We can now make beer in California!
They've legalized our brewing it at home!
The man behind the beer law was Tom Bates, who represented Berkeley in the California state Assembly for many years. Before his bill passed, home-brewed beer was illegal across the country, unless you first applied for a costly license ($828 in California) -- a vestigial law from Prohibition Days. In the early 1980s, Bates wrote legislation allowing home brewers to sell their beer on-site, and the national craze over "microbrew" was born.
Bates, who's now the mayor of Berkeley, enjoys his status as progenitor of brewpubs. When he and his wife (the former mayor of Berkeley) travel, they like to visit brewpubs around the country, and tell the story to the owners. "I've actually told them they should put my picture up like Col. Sanders," Bates says. "But nobody has done that yet."
Bates isn't shy talking about any of Berkeley's "firsts," and he gave the keynote speech at the opening of the History Center's exhibit a few weeks ago. He laughingly acknowledges that the show may feed into his city's occasional tendency toward self-importance. But Bates says the show is also an important reminder of how American society evolves.
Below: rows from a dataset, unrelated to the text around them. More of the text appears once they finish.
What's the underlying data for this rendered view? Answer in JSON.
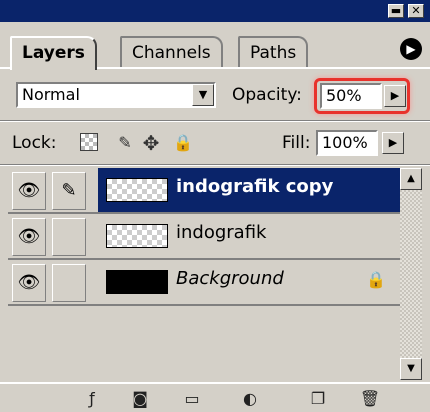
{
  "window": {
    "minimize_glyph": "▬",
    "close_glyph": "✕"
  },
  "tabs": [
    {
      "label": "Layers",
      "active": true
    },
    {
      "label": "Channels",
      "active": false
    },
    {
      "label": "Paths",
      "active": false
    }
  ],
  "panel_menu_icon": "arrow-right-circle-icon",
  "blend_mode": {
    "value": "Normal"
  },
  "opacity": {
    "label": "Opacity:",
    "value": "50%"
  },
  "lock": {
    "label": "Lock:"
  },
  "fill": {
    "label": "Fill:",
    "value": "100%"
  },
  "layers": [
    {
      "name": "indografik copy",
      "selected": true,
      "thumb": "transparent",
      "brush": true
    },
    {
      "name": "indografik",
      "selected": false,
      "thumb": "transparent",
      "brush": false
    },
    {
      "name": "Background",
      "selected": false,
      "thumb": "black",
      "locked": true
    }
  ],
  "highlight_color": "#e8322c",
  "selection_color": "#0a246a"
}
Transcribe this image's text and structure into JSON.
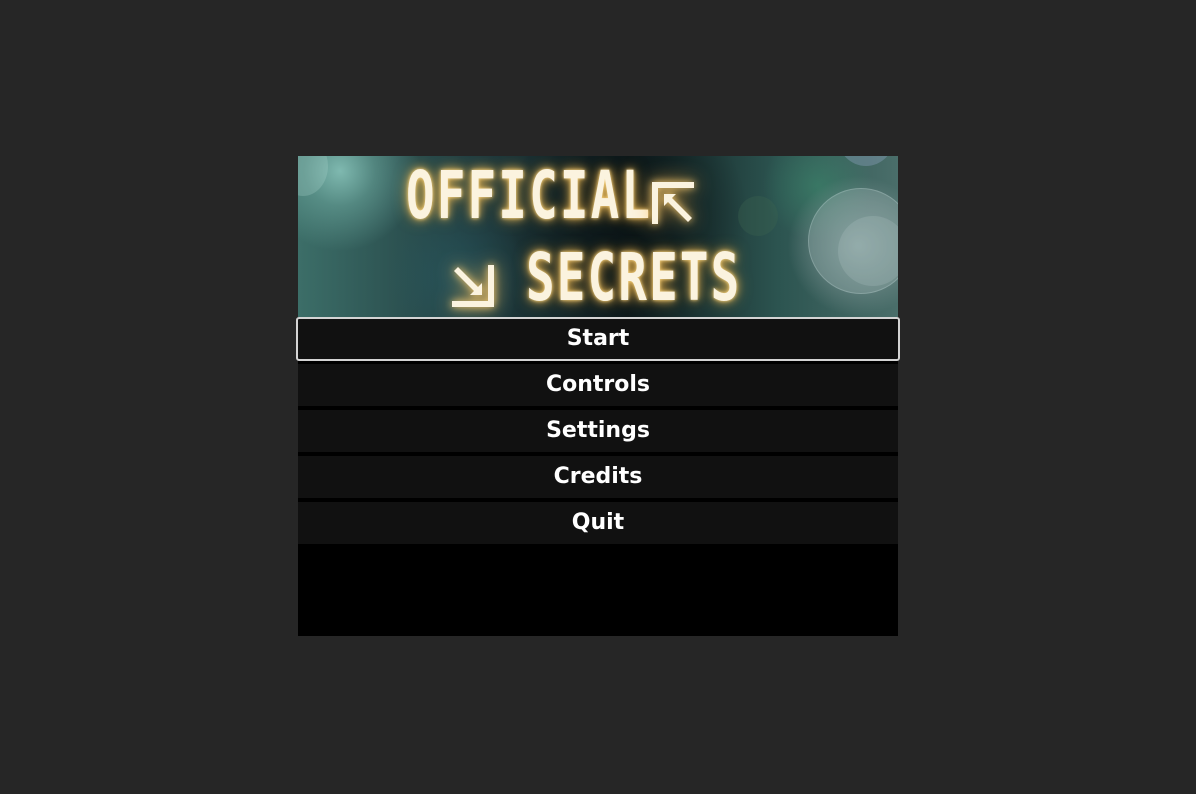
{
  "game": {
    "title_line_1": "OFFICIAL",
    "title_line_2": "SECRETS",
    "icons": [
      "arrow-up-left-icon",
      "arrow-down-right-icon"
    ]
  },
  "menu": {
    "items": [
      {
        "label": "Start",
        "selected": true
      },
      {
        "label": "Controls",
        "selected": false
      },
      {
        "label": "Settings",
        "selected": false
      },
      {
        "label": "Credits",
        "selected": false
      },
      {
        "label": "Quit",
        "selected": false
      }
    ]
  },
  "colors": {
    "page_background": "#262626",
    "frame_background": "#000000",
    "button_background": "#111111",
    "button_text": "#ffffff",
    "selected_border": "#d4d4d4",
    "logo_glow": "#ffc864"
  }
}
"People say 'That's Berkeley -- there they go again,'" Bates says. "Well, guess what? Those trends and those ideas travel. They have legs. And eventually people say 'Maybe that's not such a screwy idea. Maybe we can do it!.' Other cities, middle America, enter in and then suddenly it becomes more and more conventional wisdom."
In other words: Watch out Wichita. In a few years, you too might have a ban on Styrofoam take-out containers, health benefits for domestic partners and a surplus of gourmet dog bakeries.
And so I called Brint's Diner, in Wichita, Kansas. I figured I should let someone in Middle America know about their impending future. Wichita already has a history of following in Berkeley's footsteps. They have a police academy, crossing guards and a tool-lending library. But is Wichita ready for California cuisine?
That's what I asked the owner of Brint's Diner, Jessie Medina. He has lived in Wichita all his life and has worked as a short order cook since 1964, when he was 15-years-old. When I called him, Medina had just finished his shift at the grill, and was about to sit down to a bacon cheeseburger with fried liver and onions, and a side of homefried potatoes.
So would he ever consider adding a little Berkeley flavor to his menu? Switching over to vegan entrees, perhaps?
Medina pauses. "No." Then he changes his mind. "I probably would if I had the clientele for it. But everybody loves grease down here."
I tell Medina about one of Berkeley's latest innovations: a plan to redesign utility districts to make it easier for residents to switch to solar power. Medina likes that idea. And what about the pagan witch anti-war protests?
"I don't think that would happen here," Medina laughs. "I'm just going by what I've seen, but my early customers, we have time to talk politics. Sometimes I'll agitate them. I'll take the counter-point, just to see what happens. Sometimes they'll start trembling. One guy starts sneezing."
"Yeah. He can't stop," Medina says. "He always sneezes when he gets real upset."
Medina says his customers are almost uniformly old and conservative. But they're the nicest people you'll ever meet, he tells me.
"Come to think of it, they're a lot like the people in Berkeley. Real nice," he says. Medina knows, because he visited Berkeley once, with a friend, in 1971. He didn't have much money, so he lived on black coffee and apricots that he picked off a tree. He missed Wichita, and headed back home pretty quickly. But he'll always remember the hippies playing guitar on Telegraph Avenue.